Output the entries below exactly as written, omitting pictures.
□ □ □ □
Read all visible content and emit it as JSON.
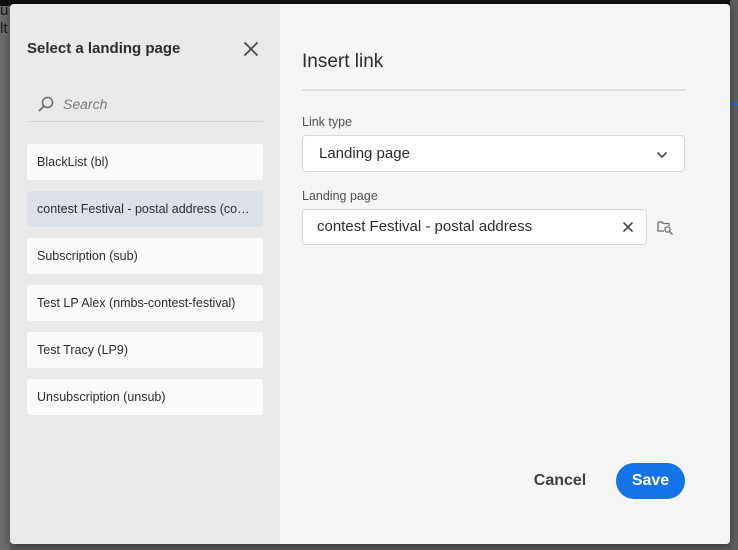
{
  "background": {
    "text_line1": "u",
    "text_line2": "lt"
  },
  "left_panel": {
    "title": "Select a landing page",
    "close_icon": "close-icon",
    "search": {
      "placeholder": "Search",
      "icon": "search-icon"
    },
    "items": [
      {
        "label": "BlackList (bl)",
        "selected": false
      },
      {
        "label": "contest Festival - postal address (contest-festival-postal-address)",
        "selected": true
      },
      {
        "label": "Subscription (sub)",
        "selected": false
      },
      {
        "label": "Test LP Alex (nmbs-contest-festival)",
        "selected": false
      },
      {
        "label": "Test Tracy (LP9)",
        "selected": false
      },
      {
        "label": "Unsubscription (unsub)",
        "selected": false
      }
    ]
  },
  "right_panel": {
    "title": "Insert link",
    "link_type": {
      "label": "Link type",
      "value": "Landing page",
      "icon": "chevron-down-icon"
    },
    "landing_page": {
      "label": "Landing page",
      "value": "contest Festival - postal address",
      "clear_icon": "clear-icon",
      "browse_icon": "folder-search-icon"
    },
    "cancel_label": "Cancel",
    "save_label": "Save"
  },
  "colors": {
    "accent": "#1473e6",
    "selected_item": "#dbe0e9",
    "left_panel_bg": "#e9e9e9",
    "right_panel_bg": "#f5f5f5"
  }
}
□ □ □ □
__Answer to the problem__:
Read all visible content and emit it as JSON.
{
  "background": {
    "text_line1": "u",
    "text_line2": "lt"
  },
  "left_panel": {
    "title": "Select a landing page",
    "close_icon": "close-icon",
    "search": {
      "placeholder": "Search",
      "icon": "search-icon"
    },
    "items": [
      {
        "label": "BlackList (bl)",
        "selected": false
      },
      {
        "label": "contest Festival - postal address (contest-festival-postal-address)",
        "selected": true
      },
      {
        "label": "Subscription (sub)",
        "selected": false
      },
      {
        "label": "Test LP Alex (nmbs-contest-festival)",
        "selected": false
      },
      {
        "label": "Test Tracy (LP9)",
        "selected": false
      },
      {
        "label": "Unsubscription (unsub)",
        "selected": false
      }
    ]
  },
  "right_panel": {
    "title": "Insert link",
    "link_type": {
      "label": "Link type",
      "value": "Landing page",
      "icon": "chevron-down-icon"
    },
    "landing_page": {
      "label": "Landing page",
      "value": "contest Festival - postal address",
      "clear_icon": "clear-icon",
      "browse_icon": "folder-search-icon"
    },
    "cancel_label": "Cancel",
    "save_label": "Save"
  },
  "colors": {
    "accent": "#1473e6",
    "selected_item": "#dbe0e9",
    "left_panel_bg": "#e9e9e9",
    "right_panel_bg": "#f5f5f5"
  }
}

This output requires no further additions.